Xfinity is playing up this notion with ads that show people at home surrounded by screens that they try to explain as being used for virtual meetings, when in fact they are full of games. The Comcast-owned internet and cable TV provider, which is not an official NCAA sponsor, will support the campaign primarily with digital buys on ESPN properties.
Matt Lederer, VP of branded partnerships at Comcast, cited research showing a high percentage of people streaming content while working during the pandemic. “You can only imagine what that behavior will be like when [March Madness] starts,” he says, adding that “the services we offer are uniquely positioned to allow people to do that.”
Brands that normally use the tournament for experiential marketing and sampling programs will lose out on those opportunities this year. During prior tournaments, Wendy’s would be on site including at regional games, giving food to fans. This year, the fast food chain is providing food for the players for the first time.
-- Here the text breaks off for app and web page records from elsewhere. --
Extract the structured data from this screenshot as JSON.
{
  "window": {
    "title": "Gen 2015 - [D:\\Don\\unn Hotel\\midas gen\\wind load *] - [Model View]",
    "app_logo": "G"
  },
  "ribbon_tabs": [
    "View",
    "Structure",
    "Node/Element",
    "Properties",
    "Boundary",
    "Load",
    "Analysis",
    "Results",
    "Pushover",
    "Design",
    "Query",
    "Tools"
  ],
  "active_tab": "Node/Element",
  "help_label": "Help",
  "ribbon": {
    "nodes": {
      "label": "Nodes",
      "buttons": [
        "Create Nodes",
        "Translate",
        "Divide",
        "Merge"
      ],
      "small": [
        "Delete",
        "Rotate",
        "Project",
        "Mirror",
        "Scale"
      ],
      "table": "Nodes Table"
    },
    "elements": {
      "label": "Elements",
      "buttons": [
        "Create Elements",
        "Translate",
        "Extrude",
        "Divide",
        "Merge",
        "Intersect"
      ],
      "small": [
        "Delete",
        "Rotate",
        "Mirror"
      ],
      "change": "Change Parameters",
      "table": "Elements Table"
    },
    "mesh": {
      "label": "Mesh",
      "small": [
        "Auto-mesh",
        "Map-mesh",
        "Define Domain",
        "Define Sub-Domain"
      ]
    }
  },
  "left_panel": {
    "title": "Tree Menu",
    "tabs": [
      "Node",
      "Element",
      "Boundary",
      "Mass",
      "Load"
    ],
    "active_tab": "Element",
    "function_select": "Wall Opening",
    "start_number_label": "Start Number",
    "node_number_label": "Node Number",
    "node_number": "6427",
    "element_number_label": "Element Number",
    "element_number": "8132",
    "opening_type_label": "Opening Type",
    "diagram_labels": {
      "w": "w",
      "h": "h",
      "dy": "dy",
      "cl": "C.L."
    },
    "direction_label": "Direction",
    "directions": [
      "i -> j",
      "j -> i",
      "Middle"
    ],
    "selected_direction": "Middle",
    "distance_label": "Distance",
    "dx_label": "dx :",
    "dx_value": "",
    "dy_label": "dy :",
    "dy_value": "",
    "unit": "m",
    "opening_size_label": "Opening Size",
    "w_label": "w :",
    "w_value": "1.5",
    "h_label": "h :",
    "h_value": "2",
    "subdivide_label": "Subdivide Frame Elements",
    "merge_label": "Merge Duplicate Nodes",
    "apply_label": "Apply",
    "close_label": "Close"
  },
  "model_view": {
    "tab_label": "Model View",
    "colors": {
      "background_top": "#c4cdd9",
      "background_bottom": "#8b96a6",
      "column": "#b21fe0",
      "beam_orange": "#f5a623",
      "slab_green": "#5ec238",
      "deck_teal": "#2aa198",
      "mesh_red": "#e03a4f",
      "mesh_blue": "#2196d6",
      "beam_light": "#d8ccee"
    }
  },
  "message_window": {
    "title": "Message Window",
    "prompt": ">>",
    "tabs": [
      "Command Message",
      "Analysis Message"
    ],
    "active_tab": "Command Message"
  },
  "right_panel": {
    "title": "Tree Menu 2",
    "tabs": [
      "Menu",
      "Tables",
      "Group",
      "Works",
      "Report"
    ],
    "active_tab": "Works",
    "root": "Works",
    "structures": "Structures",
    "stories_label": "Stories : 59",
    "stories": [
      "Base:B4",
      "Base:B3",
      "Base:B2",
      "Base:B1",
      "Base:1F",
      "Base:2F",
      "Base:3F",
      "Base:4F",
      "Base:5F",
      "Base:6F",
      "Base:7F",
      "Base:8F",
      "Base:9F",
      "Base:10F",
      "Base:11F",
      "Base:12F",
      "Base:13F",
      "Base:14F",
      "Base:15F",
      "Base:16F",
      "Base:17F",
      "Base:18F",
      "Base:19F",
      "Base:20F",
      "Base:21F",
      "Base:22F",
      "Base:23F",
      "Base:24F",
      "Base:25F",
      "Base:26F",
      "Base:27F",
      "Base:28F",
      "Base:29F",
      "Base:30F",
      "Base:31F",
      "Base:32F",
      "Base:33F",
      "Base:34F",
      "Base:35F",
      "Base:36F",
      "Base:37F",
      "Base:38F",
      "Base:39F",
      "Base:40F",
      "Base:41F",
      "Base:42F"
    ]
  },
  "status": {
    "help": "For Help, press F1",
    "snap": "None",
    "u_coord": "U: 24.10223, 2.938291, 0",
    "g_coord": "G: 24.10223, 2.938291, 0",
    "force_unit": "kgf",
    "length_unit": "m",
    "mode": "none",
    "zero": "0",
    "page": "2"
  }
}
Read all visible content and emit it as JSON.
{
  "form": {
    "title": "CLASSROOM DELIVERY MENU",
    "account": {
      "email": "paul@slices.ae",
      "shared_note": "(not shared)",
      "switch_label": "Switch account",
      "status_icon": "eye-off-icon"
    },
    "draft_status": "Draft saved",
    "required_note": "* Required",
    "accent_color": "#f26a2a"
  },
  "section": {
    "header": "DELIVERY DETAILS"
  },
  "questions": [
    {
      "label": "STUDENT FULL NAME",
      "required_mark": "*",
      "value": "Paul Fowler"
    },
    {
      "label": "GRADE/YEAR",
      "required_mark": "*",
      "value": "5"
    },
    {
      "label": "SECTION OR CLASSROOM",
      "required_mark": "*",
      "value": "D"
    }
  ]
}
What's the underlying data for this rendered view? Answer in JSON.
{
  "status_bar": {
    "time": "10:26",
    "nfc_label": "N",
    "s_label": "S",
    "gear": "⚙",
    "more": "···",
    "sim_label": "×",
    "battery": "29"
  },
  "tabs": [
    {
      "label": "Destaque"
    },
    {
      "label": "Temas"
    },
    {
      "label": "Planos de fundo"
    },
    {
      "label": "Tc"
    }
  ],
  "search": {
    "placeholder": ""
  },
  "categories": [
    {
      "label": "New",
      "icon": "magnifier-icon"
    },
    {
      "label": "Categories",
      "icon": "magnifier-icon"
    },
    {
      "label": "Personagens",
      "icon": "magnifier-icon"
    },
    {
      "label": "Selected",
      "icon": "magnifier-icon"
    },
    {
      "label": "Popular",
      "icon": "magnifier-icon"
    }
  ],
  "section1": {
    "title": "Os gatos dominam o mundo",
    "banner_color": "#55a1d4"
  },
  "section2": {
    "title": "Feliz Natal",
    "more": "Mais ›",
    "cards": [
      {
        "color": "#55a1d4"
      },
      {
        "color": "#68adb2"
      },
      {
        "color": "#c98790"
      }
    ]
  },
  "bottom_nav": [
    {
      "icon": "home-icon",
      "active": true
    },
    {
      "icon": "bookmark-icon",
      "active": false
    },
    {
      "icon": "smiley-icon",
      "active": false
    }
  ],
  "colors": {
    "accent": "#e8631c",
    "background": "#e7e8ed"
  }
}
Coca-Cola Co.-owned Powerade, an NCAA sponsor, is also catering to players by providing them with gifts such as portable laptop desks and other items meant to make their potentially long stays in hotel rooms more comfortable. The sports drink is also rolling out individual hydration stations on courtside benches equipped with personalized squeeze bottles that replace the normal communal coolers that are no longer acceptable in the pandemic.
During TV coverage, the brand will run its new “Power in Numbers” campaign that plugs new bottle packaging adorned with the numbers 0-99 that is aimed at allowing athletes to match their bottle with their jersey number.
Nissan, which normally would show off its vehicles at tourney sites, will instead erect a “Fan Cave” at the Final Four site form which select influencers will broadcast live to the automaker’s social channels. It’s an attempt to virtually recreate experiences it would normally do at in-person fan fests. “There were a lot of things that we felt could be repurposed and remixed in different ways that still would be incredibly impactful, and this Fan Cave is an example of that,” Witherspoon says.
Contributing: Jessica Wohl